We're three days into the healthy food challenge and although we're spending a little more than $1.19 a meal, things are going well. Oh and I lost a pound, so I love this challenge! Here's a full update:
I have always defined "rich" by two factors; you are rich if you own things you don't use on a daily basis and you are rich if you pay people to do things for you. Period. It's that simple for me. Rich people have second homes, third vehicles, nannies, fruit cutters. Fruit cutters? That's right, fruit cutters. A rich person pays someone to cut their fruit.
Why am I thinking about who can afford to get their fruit cut? Because containers of chopped up fruit that cost upwards of $7 have long been the reason I considered Whole Foods to be way too pricey for me and my family. Who shops at a store that sells $7 containers of chopped cantaloupe? Rich people. Only a rich person would buy a container of chopped fruit with the whole fruit on sale for 1/2 the price only inches away. And I'm not rich and therefor shouldn't expose myself to such consumer insanity!
But in the last several days, I've spent several hours trolling my local Whole Foods searching for Daily Deals and Savings so that I can compete and win at the $100 Healthy Food Challenge my family is taking. And most of the time I've spent in the produce section, trying to buy fresh fruits and vegetables for daily consumption. Pink Lady apples have been on sale for $1.99 a pound and we've had our share of those. I also bought fruit cocktail in a can with light syrup for snacks in lunches at $1.49 a can but it's not the same.

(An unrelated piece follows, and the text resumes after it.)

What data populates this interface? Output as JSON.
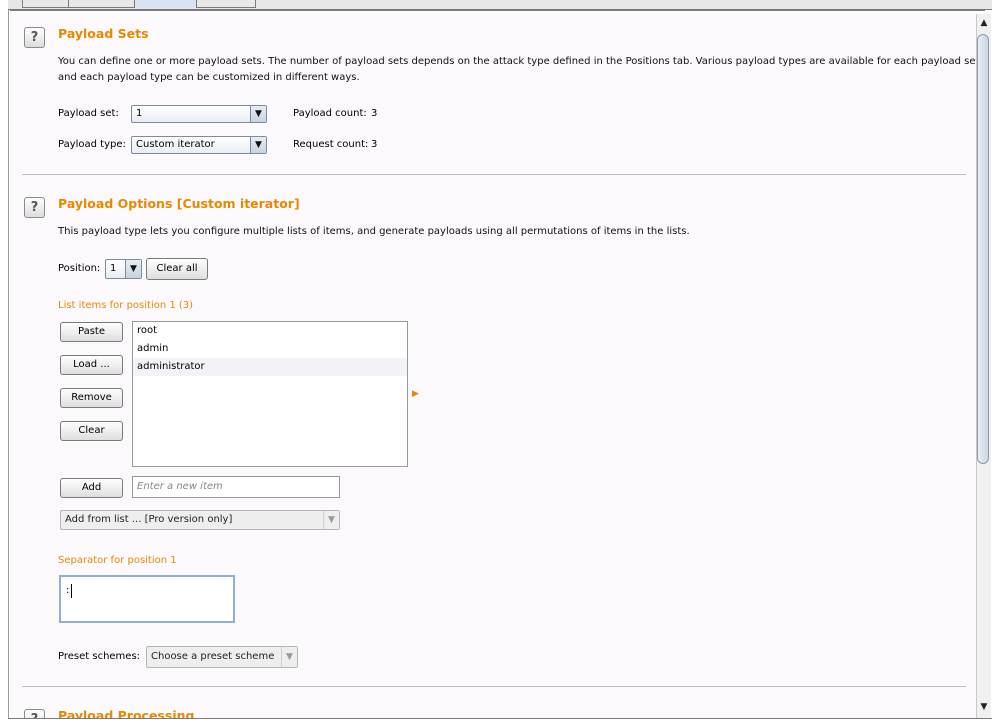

So I found myself looking at cantaloupe which were on sale this week, two for $6. (One great thing about Whole Foods is you don't have to buy both to get a 2 for 1 deal, you can just buy one.) $6 on cantaloupe seemed pricey, but my children love all fresh fruit, so I knew it would get eaten. But $6 is almost 10% of the budget for the week and that seemed liked a bad spending decision. But my children love all fresh fruit, even if it's out of season.
As I was doing the math and making up my mind about spending $6 on fresh fruit (I wanted two), the rows and rows of freshly cut and colorful fruits in nice plastic containers were all standing and staring at me from their happy refrigerated shelf. And in the five minutes I stood in front of them at least five people waltzed buy and threw one or two of the containers of fruit in their carts and moved along. How nonchalantly they made their decision to spend $7 on chopped fruit while I racked my brain for savings options.
I ended up throwing two cantaloupes in my cart and moving on to the frozen food section where I got two tilapia fillets for $2.99 (score) and frozen organic peas ($1.20) and left the store feeling good about my spending decisions.
When I got home, I was faced with the task of fruit cutting - how was I going to squeeze in 15 minutes of fruit cutting before the fruit went bad? I couldn't risk waiting and like a maniac went into a fruit chopping frenzy, cut up both cantaloupes and put them in a plastic container and threw them in the fridge. We ate cantaloupe for several days with three meals, served on the side in a little 1/4 cup portion. Yummy.
Because we're tracking each meal so closely, here is the cost of just one dinner with cantaloupe as a side; If I divide up the $6 over three meals for four people, the cantaloupe comes to .50 cents a serving per person. And the tilapia is about .75 per serving and the frozen peas are .30 cents. A meal of tilapia, cantaloupe and peas is $1.54 person, which is pretty close to the $1.19 per meal per person I've got to spend to make $100 last 84 meals.
If I had purchased the chopped up cantaloupe for $7 (which would have lasted two meals, not three) the servings would have cost .87 cents and this meal would have cost me at least .37 cents more per person, $1.91 per meal, $1.48 more total. Is $1.48 going to break my bank? Not necessarily! After all the thinking, I cut my own fruit and the reward is I saved money for my family and I became a more conscientious spender, consumer and chef (at least for that meal).
If Whole Foods wants to provide merchandise for a range of people, from those on a budget to those without, good for them. Both shoppers go home with organic fruit that is pesticide free. That's all that should matter - healthy eating. I'll worry about the problem that my two cantaloupes used 9,000 gallons of fossil fuel flying from some country near the equator just to get to my table in December later! First things first!
Starting Monday, December 3, my family is taking the Whole Foods Healthy Eating Challenge, where we eat healthy food from Whole Foods for a week and spend only $100. Check back throughout the week to see how the Ford family is doing with the challenge. I’ll post news and information on how we’re shopping and budgeting and how my children and husband are doing.
Lastly but not leastly, at the end of the challenge, there will be a $100 Whole Foods gift card giveaway for readers of this blog (that means YOU) so be sure to keep reading.
Oh and if you have any recipes that total $1 per person, made up of healthy ingredients, please post them in the reply section or email me at firstname.lastname@example.org.